Additionally, Glenn has been working with a team of participants from other NASA centers and industry to develop a model for the small area repair material, NOAX (Non-Oxide Adhesive eXperimental) to determine its behavior on re-entry. Glenn researchers are studying the chemistry of this material under the high temperatures the space shuttle experiences upon its return to Earth. Some tests of NOAX may be conducted on STS-121.
Conical seal panel pitting on rudder speed brake that helps the shuttle maneuver during descent - performed analysis in identifying root causes of and proposed a repair plan for the pitting.
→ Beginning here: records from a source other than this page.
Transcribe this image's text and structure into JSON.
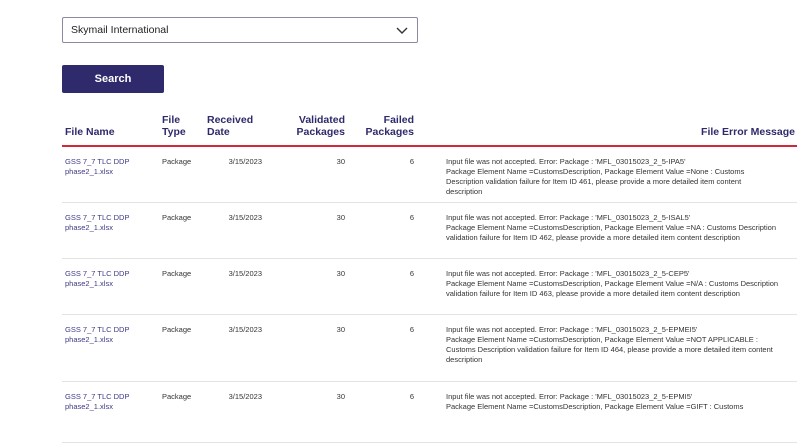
{
  "filter": {
    "selected": "Skymail International"
  },
  "search_button": "Search",
  "table": {
    "headers": {
      "file_name": "File Name",
      "file_type": [
        "File",
        "Type"
      ],
      "received_date": [
        "Received",
        "Date"
      ],
      "validated": [
        "Validated",
        "Packages"
      ],
      "failed": [
        "Failed",
        "Packages"
      ],
      "error": "File Error Message"
    },
    "rows": [
      {
        "file_name": [
          "GSS 7_7 TLC DDP",
          "phase2_1.xlsx"
        ],
        "file_type": "Package",
        "received_date": "3/15/2023",
        "validated": "30",
        "failed": "6",
        "error": [
          "Input file was not accepted. Error: Package : 'MFL_03015023_2_5-IPA5'",
          "Package Element Name =CustomsDescription, Package Element Value =None : Customs",
          "Description validation failure for Item ID 461, please provide a more detailed item content",
          "description"
        ]
      },
      {
        "file_name": [
          "GSS 7_7 TLC DDP",
          "phase2_1.xlsx"
        ],
        "file_type": "Package",
        "received_date": "3/15/2023",
        "validated": "30",
        "failed": "6",
        "error": [
          "Input file was not accepted. Error: Package : 'MFL_03015023_2_5-ISAL5'",
          "Package Element Name =CustomsDescription, Package Element Value =NA : Customs Description",
          "validation failure for Item ID 462, please provide a more detailed item content description"
        ]
      },
      {
        "file_name": [
          "GSS 7_7 TLC DDP",
          "phase2_1.xlsx"
        ],
        "file_type": "Package",
        "received_date": "3/15/2023",
        "validated": "30",
        "failed": "6",
        "error": [
          "Input file was not accepted. Error: Package : 'MFL_03015023_2_5-CEP5'",
          "Package Element Name =CustomsDescription, Package Element Value =N/A : Customs Description",
          "validation failure for Item ID 463, please provide a more detailed item content description"
        ]
      },
      {
        "file_name": [
          "GSS 7_7 TLC DDP",
          "phase2_1.xlsx"
        ],
        "file_type": "Package",
        "received_date": "3/15/2023",
        "validated": "30",
        "failed": "6",
        "error": [
          "Input file was not accepted. Error: Package : 'MFL_03015023_2_5-EPMEI5'",
          "Package Element Name =CustomsDescription, Package Element Value =NOT APPLICABLE :",
          "Customs Description validation failure for Item ID 464, please provide a more detailed item content",
          "description"
        ]
      },
      {
        "file_name": [
          "GSS 7_7 TLC DDP",
          "phase2_1.xlsx"
        ],
        "file_type": "Package",
        "received_date": "3/15/2023",
        "validated": "30",
        "failed": "6",
        "error": [
          "Input file was not accepted. Error: Package : 'MFL_03015023_2_5-EPMI5'",
          "Package Element Name =CustomsDescription, Package Element Value =GIFT : Customs"
        ]
      }
    ]
  }
}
Foam insulation on external tank - improved analysis methods to better understand the composition, material behavior and the physics involved of the foam and developing advanced signal process methods to achieve higher resolution of flaws in the foam.
Liquid oxygen feed line and ice frost ramp - developed and characterized flexible foams to insulate feedline bracket, filling gap between bracket and feedline and minimizing ice formation (feed line bracket test fixture made and tested at Glenn).
Nose cap - detailed understanding of the steps in the refurbishment process.
Wing leading edge and nose cap-developing physics-based computer models to predict sealant loss on shuttle re-entry.
Composite pressure vessels that run thrusters for shuttle maneuverability - conducted tests and analysis to determine strength and improve ability to predict life expectancy.
Main landing gear door environmental seals - testing to determine seals' life.
Cracks on flow liner - determination of root cause and physical fixes.
Reinforced carbon/carbon (RCC) - developing mathematical models to describe oxidation via cracks and fissures resulting from reaction of RCC with air and developing and using nondestructive evaluation to characterize oxidation and impact damage.